The Shorts SD3-60 employs a high wing with fuel tanks. Per the report, Fuel System, “Each tank group [of which there are four] gravity feeds, via non return valves, a filter and a negative ‘g’ valve, into its own small, dedicated collector tank. Each of these two collectors incorporates its own boost pump …” To be clear, the jet fuel is gravity fed to the boost pump – not from the boost pump – before getting to the engine. The report stated that the aircraft was fueled the previous night, fifteen hours before actual flight. The aircraft sat longer than four hours, which is the average time it takes for jet fuel suspended in water, to separate into water on the bottom of the tank and jet fuel on the top; any agitation caused by the fuel pump was after the gravity feed piping.
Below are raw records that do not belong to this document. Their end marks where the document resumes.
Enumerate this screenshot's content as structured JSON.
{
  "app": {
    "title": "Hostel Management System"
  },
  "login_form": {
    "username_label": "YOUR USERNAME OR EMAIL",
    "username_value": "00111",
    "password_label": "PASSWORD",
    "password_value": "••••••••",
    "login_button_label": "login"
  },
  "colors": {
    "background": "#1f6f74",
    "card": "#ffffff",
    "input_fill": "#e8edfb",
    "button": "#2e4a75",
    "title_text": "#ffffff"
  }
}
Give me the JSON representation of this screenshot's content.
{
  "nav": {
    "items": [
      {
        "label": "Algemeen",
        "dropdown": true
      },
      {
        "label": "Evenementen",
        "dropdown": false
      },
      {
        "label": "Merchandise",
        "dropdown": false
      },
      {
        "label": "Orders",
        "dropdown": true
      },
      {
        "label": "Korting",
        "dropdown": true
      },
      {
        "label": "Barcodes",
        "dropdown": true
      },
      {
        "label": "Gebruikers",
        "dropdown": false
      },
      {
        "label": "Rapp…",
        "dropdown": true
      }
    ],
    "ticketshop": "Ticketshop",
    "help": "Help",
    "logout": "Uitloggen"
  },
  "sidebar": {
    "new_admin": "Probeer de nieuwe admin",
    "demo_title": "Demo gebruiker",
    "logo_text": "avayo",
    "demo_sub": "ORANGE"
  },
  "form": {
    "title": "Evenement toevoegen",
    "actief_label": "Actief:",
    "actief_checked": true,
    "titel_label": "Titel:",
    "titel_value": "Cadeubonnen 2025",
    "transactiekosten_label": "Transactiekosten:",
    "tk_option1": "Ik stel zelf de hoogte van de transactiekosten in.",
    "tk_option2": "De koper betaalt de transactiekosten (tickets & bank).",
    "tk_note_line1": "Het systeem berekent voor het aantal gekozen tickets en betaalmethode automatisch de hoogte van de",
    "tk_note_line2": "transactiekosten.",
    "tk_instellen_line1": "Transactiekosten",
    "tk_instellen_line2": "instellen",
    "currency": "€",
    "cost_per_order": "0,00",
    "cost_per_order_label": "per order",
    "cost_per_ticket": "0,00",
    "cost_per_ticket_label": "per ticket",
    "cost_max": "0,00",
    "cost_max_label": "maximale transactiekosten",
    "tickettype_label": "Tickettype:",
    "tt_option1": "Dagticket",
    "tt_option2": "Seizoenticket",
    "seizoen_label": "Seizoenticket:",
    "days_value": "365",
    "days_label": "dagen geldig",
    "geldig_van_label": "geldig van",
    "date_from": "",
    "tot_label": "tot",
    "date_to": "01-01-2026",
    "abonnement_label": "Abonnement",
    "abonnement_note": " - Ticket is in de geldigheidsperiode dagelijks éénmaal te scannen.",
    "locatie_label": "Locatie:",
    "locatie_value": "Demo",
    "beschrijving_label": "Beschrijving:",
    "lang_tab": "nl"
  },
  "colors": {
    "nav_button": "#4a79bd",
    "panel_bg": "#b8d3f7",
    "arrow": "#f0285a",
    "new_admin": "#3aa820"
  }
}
The temperature on the field at midnight was +1˚ Centigrade and continued to drop … overnight. When landing, the aircraft passed through an ice layer, supercooling the wing … at night. The accident aircraft then sat with moderate snowfall covering the wing surface … overnight.
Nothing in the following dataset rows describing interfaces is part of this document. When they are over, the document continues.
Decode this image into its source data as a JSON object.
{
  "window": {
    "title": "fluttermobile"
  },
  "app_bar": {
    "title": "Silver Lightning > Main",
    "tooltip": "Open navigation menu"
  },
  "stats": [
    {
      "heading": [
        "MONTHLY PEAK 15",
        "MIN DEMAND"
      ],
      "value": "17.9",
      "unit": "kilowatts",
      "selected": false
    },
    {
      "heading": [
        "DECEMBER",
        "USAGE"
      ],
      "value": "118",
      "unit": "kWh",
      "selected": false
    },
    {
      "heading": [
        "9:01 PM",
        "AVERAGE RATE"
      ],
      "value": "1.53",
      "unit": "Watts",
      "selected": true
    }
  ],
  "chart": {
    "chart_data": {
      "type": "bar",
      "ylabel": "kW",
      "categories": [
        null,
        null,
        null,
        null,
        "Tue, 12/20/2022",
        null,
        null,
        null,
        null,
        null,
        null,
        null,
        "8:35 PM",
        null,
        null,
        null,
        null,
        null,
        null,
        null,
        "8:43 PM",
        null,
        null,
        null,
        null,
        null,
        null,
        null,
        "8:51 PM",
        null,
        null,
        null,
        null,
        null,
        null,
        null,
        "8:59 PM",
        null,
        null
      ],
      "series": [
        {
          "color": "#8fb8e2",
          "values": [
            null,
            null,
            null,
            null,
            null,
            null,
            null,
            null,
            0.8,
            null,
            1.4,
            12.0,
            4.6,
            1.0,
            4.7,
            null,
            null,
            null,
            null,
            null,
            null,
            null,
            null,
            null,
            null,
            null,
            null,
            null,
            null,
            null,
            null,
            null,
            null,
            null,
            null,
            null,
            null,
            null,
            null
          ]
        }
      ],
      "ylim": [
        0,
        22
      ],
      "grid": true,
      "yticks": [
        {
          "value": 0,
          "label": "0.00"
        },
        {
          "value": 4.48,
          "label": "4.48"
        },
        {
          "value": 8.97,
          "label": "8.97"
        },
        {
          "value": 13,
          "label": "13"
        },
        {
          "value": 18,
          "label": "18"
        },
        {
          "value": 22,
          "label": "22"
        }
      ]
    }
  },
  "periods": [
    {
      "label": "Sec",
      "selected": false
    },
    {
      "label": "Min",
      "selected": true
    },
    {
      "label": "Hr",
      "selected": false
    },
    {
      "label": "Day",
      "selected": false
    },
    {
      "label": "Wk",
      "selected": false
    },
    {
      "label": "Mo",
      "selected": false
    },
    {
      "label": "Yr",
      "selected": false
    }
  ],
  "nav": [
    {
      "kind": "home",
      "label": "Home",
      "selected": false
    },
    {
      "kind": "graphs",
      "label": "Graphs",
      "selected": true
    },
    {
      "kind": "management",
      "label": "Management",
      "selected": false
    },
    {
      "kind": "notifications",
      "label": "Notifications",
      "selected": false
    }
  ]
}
The wing was below freezing; any chance of the wing warming above freezing was frustrated by snow covering the wing, which blocked sunlight. A more probable cause of the accident was that the aircraft crashed because the engines were simultaneously starved of fuel due to fuel tank icing that would have fouled the gravity feed tubes, the filters or both.

Any opportunity to check the wings for water were disregarded by investigators, even though both wings were intact. The investigators also ignored the fuel station that provided the accident aircraft with fuel to check fuel integrity. Was the fuel farm supply contaminated with water? Could other aircraft have been affected by contaminated fuel? These questions will never be answered. More importantly was the wasted opportunity to generate useful and effective recommendations, such as introducing a simple fuel draining measure, called ‘Sumping’, into the Maintenance program for Loganair and other operators. A sumping program that required daily or weekly draining of fuel samples from the wings could have discovered high levels of water, if found, in the fuel tanks. That was where a Maintenance specialist would have added to the accident investigation to make the report a quality report.

As earlier stated, the second reason is, though not seen many times in more technologically advanced airplanes, aircraft like the Shorts SD3-60 are out there and we ignore them at our own peril. The solution to the fuel icing problem was one that plagues most technologically advanced aircraft as well as the older analog models and helicopters. The missed opportunity demonstrated in this report showed that it is still important to get the accident investigation right; to find out root cause and determine solutions – no matter how inconvenient it is.